Material for the task START
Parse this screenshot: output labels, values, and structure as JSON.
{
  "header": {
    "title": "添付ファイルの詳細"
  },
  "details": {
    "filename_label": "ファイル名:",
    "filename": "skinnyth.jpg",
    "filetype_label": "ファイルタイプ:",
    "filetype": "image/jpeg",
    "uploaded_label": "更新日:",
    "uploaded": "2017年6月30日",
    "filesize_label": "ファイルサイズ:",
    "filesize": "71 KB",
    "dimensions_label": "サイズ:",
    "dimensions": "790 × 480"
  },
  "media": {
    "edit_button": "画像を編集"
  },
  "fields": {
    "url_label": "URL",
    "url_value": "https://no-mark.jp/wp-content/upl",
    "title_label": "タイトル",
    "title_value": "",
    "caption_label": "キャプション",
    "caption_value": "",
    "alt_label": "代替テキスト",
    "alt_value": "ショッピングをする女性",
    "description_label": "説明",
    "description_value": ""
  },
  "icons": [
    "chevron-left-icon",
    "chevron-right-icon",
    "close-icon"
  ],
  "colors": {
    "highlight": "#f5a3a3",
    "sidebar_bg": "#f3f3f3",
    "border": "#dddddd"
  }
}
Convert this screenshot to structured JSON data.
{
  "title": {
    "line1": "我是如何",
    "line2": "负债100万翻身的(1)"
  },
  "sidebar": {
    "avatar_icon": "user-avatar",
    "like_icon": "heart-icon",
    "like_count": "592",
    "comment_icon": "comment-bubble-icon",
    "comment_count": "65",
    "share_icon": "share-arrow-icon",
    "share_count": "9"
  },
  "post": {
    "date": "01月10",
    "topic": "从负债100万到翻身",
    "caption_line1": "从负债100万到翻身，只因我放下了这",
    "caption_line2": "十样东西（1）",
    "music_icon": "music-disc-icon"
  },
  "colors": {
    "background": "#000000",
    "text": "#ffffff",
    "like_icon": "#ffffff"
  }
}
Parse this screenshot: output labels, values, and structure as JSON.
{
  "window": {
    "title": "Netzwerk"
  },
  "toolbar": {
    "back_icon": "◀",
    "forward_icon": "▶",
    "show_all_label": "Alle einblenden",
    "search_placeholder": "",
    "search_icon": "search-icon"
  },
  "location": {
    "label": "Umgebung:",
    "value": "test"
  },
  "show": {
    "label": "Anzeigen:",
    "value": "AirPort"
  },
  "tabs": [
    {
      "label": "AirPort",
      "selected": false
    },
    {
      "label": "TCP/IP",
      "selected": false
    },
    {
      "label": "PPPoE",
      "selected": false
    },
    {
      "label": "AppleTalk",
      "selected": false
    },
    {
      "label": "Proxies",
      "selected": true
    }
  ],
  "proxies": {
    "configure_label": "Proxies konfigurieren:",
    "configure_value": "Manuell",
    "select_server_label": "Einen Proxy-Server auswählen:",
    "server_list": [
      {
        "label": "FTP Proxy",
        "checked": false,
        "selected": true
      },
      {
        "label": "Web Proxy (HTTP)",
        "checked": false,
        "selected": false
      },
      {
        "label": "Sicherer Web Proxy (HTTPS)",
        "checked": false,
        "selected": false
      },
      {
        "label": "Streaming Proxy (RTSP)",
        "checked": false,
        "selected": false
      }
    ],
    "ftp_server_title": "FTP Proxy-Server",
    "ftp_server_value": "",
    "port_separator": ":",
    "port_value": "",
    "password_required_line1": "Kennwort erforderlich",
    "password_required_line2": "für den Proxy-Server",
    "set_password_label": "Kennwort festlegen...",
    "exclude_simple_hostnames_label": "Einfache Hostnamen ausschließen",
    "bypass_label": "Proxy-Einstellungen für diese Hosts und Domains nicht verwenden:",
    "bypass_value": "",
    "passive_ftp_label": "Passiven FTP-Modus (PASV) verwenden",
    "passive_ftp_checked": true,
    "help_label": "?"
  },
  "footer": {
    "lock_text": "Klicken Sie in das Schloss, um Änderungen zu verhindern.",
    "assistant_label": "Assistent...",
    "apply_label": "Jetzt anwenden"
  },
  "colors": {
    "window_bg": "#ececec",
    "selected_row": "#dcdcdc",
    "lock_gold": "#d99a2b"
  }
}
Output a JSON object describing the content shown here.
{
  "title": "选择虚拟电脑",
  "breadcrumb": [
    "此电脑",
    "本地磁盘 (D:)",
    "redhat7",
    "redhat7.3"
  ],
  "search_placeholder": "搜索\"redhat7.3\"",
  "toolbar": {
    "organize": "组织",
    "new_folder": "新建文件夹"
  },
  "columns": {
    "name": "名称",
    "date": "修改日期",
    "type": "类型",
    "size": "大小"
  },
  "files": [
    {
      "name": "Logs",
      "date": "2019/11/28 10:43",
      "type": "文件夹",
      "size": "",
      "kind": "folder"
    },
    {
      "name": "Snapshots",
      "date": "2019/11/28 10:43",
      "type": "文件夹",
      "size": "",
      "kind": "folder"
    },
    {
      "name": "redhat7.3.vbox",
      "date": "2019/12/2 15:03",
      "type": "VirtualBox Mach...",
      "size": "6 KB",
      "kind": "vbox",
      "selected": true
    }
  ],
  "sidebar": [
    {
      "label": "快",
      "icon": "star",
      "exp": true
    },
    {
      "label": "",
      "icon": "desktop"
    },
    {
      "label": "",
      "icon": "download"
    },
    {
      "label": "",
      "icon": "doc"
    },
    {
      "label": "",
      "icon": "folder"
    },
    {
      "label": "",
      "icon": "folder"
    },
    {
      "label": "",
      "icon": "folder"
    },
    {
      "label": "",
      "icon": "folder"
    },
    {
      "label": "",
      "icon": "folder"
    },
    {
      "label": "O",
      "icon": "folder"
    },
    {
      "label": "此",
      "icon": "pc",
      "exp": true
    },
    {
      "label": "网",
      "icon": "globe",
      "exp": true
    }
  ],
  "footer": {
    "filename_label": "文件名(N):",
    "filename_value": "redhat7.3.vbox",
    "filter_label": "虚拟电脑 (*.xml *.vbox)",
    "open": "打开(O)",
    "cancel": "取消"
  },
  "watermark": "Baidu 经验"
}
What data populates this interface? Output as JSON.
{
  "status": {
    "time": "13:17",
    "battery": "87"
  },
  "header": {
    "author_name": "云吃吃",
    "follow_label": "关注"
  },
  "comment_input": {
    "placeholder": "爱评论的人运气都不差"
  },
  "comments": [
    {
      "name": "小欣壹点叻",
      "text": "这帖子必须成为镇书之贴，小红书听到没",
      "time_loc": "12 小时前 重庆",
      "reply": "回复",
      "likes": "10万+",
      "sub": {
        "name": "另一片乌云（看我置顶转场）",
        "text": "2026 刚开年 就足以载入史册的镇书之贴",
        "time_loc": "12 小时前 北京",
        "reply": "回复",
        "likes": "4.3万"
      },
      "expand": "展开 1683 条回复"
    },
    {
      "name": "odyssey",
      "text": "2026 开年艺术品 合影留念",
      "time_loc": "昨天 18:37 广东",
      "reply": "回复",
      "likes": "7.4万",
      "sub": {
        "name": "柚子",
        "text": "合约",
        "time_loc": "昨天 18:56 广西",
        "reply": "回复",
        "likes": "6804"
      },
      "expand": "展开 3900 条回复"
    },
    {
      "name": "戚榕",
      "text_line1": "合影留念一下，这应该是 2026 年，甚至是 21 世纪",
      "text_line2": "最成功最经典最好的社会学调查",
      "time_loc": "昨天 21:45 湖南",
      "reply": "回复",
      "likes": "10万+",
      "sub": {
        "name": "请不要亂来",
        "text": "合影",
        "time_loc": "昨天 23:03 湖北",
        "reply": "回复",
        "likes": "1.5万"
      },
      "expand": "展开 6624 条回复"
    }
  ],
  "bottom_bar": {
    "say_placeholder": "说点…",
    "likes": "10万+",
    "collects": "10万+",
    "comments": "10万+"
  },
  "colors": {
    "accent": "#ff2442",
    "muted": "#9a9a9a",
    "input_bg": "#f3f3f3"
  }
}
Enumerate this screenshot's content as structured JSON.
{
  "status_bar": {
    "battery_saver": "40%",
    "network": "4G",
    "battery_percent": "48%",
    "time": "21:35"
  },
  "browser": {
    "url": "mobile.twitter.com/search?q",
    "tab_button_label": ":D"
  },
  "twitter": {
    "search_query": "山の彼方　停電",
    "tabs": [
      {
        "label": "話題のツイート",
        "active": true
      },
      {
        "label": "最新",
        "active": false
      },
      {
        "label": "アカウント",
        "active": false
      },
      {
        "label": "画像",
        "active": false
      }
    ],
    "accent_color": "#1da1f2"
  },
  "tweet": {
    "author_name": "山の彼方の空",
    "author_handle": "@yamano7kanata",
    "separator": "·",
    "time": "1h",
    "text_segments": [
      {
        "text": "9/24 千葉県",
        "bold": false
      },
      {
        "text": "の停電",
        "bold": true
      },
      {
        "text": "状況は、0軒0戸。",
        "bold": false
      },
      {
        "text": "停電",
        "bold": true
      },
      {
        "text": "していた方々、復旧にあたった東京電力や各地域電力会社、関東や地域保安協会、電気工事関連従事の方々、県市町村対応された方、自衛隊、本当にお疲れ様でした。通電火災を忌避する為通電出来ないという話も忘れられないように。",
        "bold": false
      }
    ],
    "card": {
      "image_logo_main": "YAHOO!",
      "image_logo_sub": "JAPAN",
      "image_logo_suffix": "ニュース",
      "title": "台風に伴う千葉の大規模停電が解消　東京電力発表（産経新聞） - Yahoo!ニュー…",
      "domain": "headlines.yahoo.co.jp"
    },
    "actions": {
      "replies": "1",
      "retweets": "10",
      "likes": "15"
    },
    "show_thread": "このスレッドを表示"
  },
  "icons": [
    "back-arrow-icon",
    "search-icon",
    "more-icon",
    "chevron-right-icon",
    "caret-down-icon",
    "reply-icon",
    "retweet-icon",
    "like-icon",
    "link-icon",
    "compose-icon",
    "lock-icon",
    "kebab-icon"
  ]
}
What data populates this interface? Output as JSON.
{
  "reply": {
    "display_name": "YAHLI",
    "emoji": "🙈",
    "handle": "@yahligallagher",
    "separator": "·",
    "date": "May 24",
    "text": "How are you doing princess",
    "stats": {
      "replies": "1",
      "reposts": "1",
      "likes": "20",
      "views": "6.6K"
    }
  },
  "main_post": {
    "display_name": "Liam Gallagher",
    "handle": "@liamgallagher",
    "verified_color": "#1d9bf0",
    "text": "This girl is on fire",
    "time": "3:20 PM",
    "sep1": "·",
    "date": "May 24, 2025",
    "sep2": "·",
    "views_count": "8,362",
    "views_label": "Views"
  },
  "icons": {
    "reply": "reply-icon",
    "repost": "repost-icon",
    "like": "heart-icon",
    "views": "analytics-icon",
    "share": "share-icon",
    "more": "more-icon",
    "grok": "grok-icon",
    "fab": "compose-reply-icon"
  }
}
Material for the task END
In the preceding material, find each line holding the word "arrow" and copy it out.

● Written solution
    "share_icon": "share-arrow-icon",
    "back-arrow-icon",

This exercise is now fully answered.